Slats dominated the field at the NCAA championships. He broke two world records, in the 400m and 220-yard high hurdles, and score 20 of the team’s final 58 points. The 400m performance is even more impressive due to the fact he was set back a yard, as was the rule at the time, for a false start.

Bernie Moore loaded up ten people and all of their equipment into two cars, personally decorated with a gaudy Bengal tiger. It took four days to travel 950 miles over mostly gravel roads while USC’s vaunted team came via a private railway car. Buddy Blair, of 1935 basketball fame and a member of the ‘33 track team, claimed that USC “could second, third, and fourth you to death.”

Baby Jack Torrance

“Baby Jack” Torrance, who also labored for the football team, also picked up important points by winning the shot put and finishing third in the discus. Blair would fourth the Trojans to death with his javelin performance. Al Moreau would add a single point with a sixth place finish in the low hurdles, and then would tie for the win in the high hurdles. This gave Matt Gordy a chance to shock USC, owner of three titles in seven years, if he could best the Trojans’ Bill Graber at the pole vault.

The problem for the 125-pound Gordy was that his personal best was 13’4”. Bill Graber owned the world record at 14’4 3/8”. Graber had cleared 14 feet, and Gordy was down to his last jump, having faulted twice. Gordy would clear 14 feet for the first time in his career, securing a tie for the vault title and winning the national title over the heavily favored Trojans.
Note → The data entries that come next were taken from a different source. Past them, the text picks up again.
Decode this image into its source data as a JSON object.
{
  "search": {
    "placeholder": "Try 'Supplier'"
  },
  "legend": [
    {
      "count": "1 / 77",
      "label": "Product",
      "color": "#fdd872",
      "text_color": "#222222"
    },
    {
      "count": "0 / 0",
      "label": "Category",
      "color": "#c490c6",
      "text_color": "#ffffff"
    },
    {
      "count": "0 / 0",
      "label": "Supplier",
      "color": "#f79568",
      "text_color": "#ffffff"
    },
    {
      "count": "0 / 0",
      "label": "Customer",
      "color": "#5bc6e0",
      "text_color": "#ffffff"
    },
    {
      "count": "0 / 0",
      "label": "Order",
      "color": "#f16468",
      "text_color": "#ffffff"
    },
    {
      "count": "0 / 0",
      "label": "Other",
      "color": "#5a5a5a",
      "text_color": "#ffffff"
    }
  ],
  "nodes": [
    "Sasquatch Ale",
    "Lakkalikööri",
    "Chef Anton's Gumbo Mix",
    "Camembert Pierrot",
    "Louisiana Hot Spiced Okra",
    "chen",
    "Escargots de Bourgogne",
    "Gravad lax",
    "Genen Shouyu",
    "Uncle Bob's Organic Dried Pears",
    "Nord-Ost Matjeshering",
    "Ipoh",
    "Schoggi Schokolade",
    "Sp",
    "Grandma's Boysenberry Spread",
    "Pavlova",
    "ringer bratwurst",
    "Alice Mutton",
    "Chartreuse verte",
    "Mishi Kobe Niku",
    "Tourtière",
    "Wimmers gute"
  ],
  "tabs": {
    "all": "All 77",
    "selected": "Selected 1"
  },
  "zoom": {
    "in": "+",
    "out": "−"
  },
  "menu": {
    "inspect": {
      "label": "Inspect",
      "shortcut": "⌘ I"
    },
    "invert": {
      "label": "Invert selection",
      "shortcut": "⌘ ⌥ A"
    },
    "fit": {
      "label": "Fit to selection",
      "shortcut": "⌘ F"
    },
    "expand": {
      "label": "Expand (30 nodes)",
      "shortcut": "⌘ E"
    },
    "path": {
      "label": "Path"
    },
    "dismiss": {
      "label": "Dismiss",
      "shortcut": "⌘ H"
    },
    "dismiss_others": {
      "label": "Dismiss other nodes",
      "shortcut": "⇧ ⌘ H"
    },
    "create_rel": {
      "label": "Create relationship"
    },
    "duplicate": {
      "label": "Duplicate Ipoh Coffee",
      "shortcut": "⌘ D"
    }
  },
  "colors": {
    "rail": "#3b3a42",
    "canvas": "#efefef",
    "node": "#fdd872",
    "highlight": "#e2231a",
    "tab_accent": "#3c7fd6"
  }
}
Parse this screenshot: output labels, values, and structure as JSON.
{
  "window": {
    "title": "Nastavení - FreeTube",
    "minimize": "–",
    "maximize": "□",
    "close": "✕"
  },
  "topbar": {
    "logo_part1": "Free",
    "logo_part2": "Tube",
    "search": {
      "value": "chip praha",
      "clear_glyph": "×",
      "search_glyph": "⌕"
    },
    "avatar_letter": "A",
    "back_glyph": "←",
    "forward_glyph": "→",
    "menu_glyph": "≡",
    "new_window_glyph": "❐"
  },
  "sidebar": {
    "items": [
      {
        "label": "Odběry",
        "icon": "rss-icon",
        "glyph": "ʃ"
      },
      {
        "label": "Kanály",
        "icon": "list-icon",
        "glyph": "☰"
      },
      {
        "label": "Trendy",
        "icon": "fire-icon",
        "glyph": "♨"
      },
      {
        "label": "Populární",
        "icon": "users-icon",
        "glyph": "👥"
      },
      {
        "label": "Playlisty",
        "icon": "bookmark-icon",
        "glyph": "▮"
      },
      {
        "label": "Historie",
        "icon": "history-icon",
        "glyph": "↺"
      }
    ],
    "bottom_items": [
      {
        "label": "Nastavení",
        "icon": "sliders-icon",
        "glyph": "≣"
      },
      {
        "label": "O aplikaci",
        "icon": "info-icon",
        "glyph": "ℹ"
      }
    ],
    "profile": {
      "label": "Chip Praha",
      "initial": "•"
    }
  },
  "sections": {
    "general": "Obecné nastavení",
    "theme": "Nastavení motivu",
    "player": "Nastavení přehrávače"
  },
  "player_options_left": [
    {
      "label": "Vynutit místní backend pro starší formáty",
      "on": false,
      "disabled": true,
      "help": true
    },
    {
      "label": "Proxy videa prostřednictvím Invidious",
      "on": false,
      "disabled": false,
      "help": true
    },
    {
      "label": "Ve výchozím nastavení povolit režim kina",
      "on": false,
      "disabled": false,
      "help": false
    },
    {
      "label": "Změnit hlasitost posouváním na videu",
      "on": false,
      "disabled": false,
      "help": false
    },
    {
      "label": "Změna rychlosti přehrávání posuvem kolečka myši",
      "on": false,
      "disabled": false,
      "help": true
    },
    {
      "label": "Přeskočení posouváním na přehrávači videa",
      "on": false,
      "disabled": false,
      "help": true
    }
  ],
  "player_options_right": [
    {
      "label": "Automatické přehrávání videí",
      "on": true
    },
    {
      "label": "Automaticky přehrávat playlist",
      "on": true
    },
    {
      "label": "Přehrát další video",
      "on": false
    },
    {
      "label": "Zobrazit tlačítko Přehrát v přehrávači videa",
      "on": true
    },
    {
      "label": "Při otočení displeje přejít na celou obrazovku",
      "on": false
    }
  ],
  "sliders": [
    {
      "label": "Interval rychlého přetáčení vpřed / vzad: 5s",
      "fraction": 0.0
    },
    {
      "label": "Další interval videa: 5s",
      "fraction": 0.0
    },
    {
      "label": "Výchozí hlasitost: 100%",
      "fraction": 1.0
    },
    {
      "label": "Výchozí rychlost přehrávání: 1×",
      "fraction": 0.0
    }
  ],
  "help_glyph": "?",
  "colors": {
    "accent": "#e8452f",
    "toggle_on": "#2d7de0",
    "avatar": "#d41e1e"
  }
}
LSU were now national champions in both track and basketball. Huey Long hoped Bernie Moore could work the same magic on the football team.